Nothing but the images should be left out when the entries are restated word for word.

BEGIN

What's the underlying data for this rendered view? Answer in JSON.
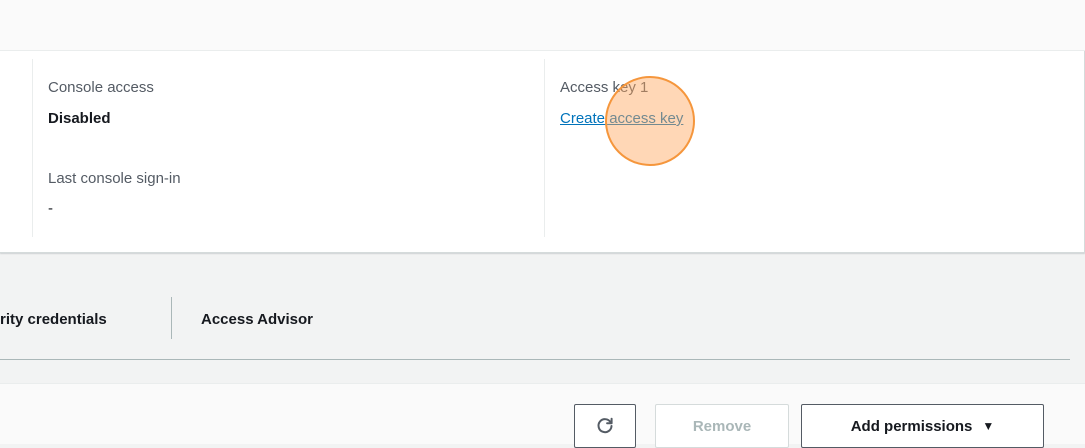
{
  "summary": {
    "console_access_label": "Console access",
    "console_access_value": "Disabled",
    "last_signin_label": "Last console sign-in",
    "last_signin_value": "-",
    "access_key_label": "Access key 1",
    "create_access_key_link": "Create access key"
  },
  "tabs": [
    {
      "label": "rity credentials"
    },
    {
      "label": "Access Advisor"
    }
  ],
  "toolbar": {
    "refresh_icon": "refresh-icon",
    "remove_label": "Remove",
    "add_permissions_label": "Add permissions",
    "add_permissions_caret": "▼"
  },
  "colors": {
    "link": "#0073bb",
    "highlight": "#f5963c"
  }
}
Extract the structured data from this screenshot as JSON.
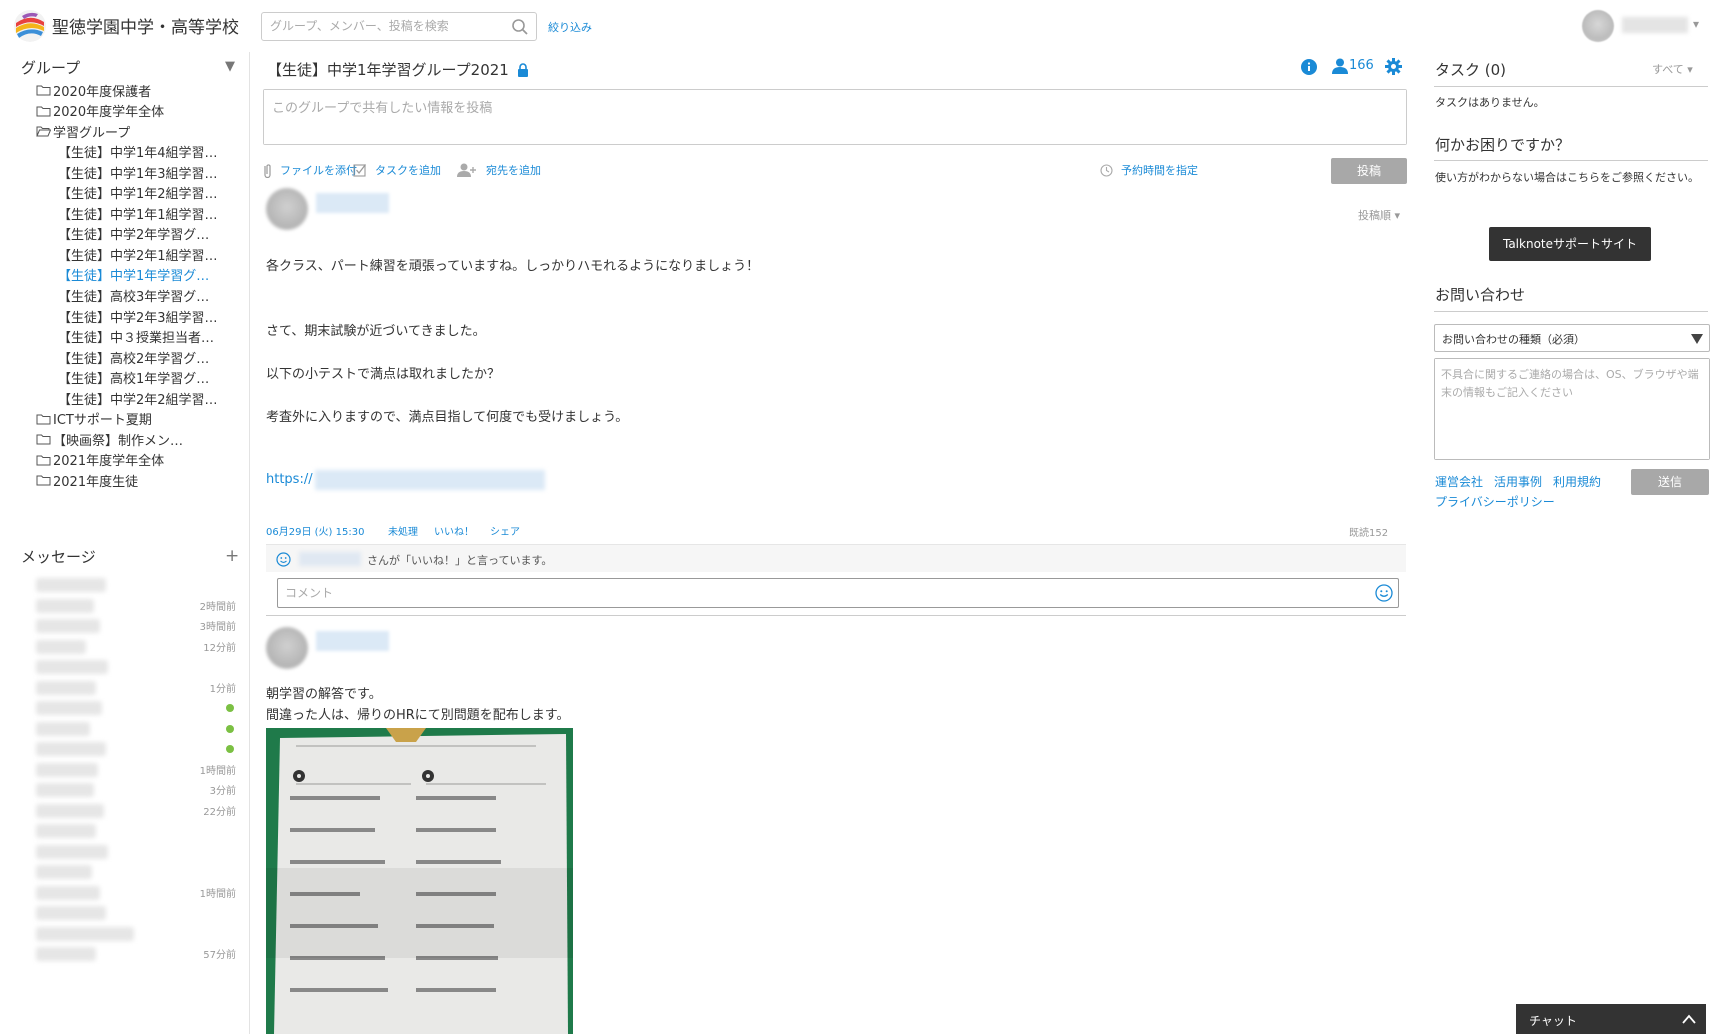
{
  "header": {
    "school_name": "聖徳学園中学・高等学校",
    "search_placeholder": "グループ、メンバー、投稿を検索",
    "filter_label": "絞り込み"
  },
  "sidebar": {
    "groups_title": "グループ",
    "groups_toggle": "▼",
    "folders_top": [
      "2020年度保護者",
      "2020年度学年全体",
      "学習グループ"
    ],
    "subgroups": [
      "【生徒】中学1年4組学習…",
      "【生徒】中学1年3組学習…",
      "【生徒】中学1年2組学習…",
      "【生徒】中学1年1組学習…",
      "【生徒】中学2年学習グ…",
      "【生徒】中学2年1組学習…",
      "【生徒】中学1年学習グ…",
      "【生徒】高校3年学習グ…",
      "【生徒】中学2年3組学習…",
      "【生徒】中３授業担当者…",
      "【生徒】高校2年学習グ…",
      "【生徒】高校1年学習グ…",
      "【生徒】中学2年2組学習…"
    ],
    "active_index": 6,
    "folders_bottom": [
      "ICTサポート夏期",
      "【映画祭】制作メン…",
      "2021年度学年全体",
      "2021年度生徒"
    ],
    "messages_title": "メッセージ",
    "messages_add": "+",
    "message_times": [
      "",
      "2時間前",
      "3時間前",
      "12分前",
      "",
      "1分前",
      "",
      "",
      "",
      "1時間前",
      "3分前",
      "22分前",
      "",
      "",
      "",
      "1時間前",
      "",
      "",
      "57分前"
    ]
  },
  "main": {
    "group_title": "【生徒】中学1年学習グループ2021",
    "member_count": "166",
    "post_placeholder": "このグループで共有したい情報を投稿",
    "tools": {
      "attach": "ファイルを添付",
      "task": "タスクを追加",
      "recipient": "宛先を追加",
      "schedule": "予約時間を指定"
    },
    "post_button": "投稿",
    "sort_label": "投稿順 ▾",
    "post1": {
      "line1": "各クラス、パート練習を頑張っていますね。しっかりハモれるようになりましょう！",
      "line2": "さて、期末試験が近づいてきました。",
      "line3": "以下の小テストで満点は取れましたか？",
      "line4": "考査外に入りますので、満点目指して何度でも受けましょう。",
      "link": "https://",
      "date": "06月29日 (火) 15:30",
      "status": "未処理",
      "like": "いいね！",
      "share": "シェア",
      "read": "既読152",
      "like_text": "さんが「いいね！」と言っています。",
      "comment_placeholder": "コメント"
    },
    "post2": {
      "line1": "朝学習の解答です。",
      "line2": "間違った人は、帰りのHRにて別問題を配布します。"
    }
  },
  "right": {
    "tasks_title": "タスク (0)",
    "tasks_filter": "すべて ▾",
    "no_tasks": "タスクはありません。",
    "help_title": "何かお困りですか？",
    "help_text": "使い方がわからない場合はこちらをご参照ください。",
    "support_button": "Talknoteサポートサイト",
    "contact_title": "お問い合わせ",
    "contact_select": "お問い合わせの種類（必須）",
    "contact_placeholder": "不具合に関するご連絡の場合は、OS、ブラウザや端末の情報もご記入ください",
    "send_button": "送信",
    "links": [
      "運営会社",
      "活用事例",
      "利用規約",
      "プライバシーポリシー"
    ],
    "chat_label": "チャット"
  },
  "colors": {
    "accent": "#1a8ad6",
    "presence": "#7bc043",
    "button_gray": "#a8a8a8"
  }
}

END

▶ [Expected answer]
What's the underlying data for this rendered view? Answer in JSON.
{
  "summary": {
    "console_access_label": "Console access",
    "console_access_value": "Disabled",
    "last_signin_label": "Last console sign-in",
    "last_signin_value": "-",
    "access_key_label": "Access key 1",
    "create_access_key_link": "Create access key"
  },
  "tabs": [
    {
      "label": "rity credentials"
    },
    {
      "label": "Access Advisor"
    }
  ],
  "toolbar": {
    "refresh_icon": "refresh-icon",
    "remove_label": "Remove",
    "add_permissions_label": "Add permissions",
    "add_permissions_caret": "▼"
  },
  "colors": {
    "link": "#0073bb",
    "highlight": "#f5963c"
  }
}
Extract the structured data from this screenshot as JSON.
{
  "header": {
    "school_name": "聖徳学園中学・高等学校",
    "search_placeholder": "グループ、メンバー、投稿を検索",
    "filter_label": "絞り込み"
  },
  "sidebar": {
    "groups_title": "グループ",
    "groups_toggle": "▼",
    "folders_top": [
      "2020年度保護者",
      "2020年度学年全体",
      "学習グループ"
    ],
    "subgroups": [
      "【生徒】中学1年4組学習…",
      "【生徒】中学1年3組学習…",
      "【生徒】中学1年2組学習…",
      "【生徒】中学1年1組学習…",
      "【生徒】中学2年学習グ…",
      "【生徒】中学2年1組学習…",
      "【生徒】中学1年学習グ…",
      "【生徒】高校3年学習グ…",
      "【生徒】中学2年3組学習…",
      "【生徒】中３授業担当者…",
      "【生徒】高校2年学習グ…",
      "【生徒】高校1年学習グ…",
      "【生徒】中学2年2組学習…"
    ],
    "active_index": 6,
    "folders_bottom": [
      "ICTサポート夏期",
      "【映画祭】制作メン…",
      "2021年度学年全体",
      "2021年度生徒"
    ],
    "messages_title": "メッセージ",
    "messages_add": "+",
    "message_times": [
      "",
      "2時間前",
      "3時間前",
      "12分前",
      "",
      "1分前",
      "",
      "",
      "",
      "1時間前",
      "3分前",
      "22分前",
      "",
      "",
      "",
      "1時間前",
      "",
      "",
      "57分前"
    ]
  },
  "main": {
    "group_title": "【生徒】中学1年学習グループ2021",
    "member_count": "166",
    "post_placeholder": "このグループで共有したい情報を投稿",
    "tools": {
      "attach": "ファイルを添付",
      "task": "タスクを追加",
      "recipient": "宛先を追加",
      "schedule": "予約時間を指定"
    },
    "post_button": "投稿",
    "sort_label": "投稿順 ▾",
    "post1": {
      "line1": "各クラス、パート練習を頑張っていますね。しっかりハモれるようになりましょう！",
      "line2": "さて、期末試験が近づいてきました。",
      "line3": "以下の小テストで満点は取れましたか？",
      "line4": "考査外に入りますので、満点目指して何度でも受けましょう。",
      "link": "https://",
      "date": "06月29日 (火) 15:30",
      "status": "未処理",
      "like": "いいね！",
      "share": "シェア",
      "read": "既読152",
      "like_text": "さんが「いいね！」と言っています。",
      "comment_placeholder": "コメント"
    },
    "post2": {
      "line1": "朝学習の解答です。",
      "line2": "間違った人は、帰りのHRにて別問題を配布します。"
    }
  },
  "right": {
    "tasks_title": "タスク (0)",
    "tasks_filter": "すべて ▾",
    "no_tasks": "タスクはありません。",
    "help_title": "何かお困りですか？",
    "help_text": "使い方がわからない場合はこちらをご参照ください。",
    "support_button": "Talknoteサポートサイト",
    "contact_title": "お問い合わせ",
    "contact_select": "お問い合わせの種類（必須）",
    "contact_placeholder": "不具合に関するご連絡の場合は、OS、ブラウザや端末の情報もご記入ください",
    "send_button": "送信",
    "links": [
      "運営会社",
      "活用事例",
      "利用規約",
      "プライバシーポリシー"
    ],
    "chat_label": "チャット"
  },
  "colors": {
    "accent": "#1a8ad6",
    "presence": "#7bc043",
    "button_gray": "#a8a8a8"
  }
}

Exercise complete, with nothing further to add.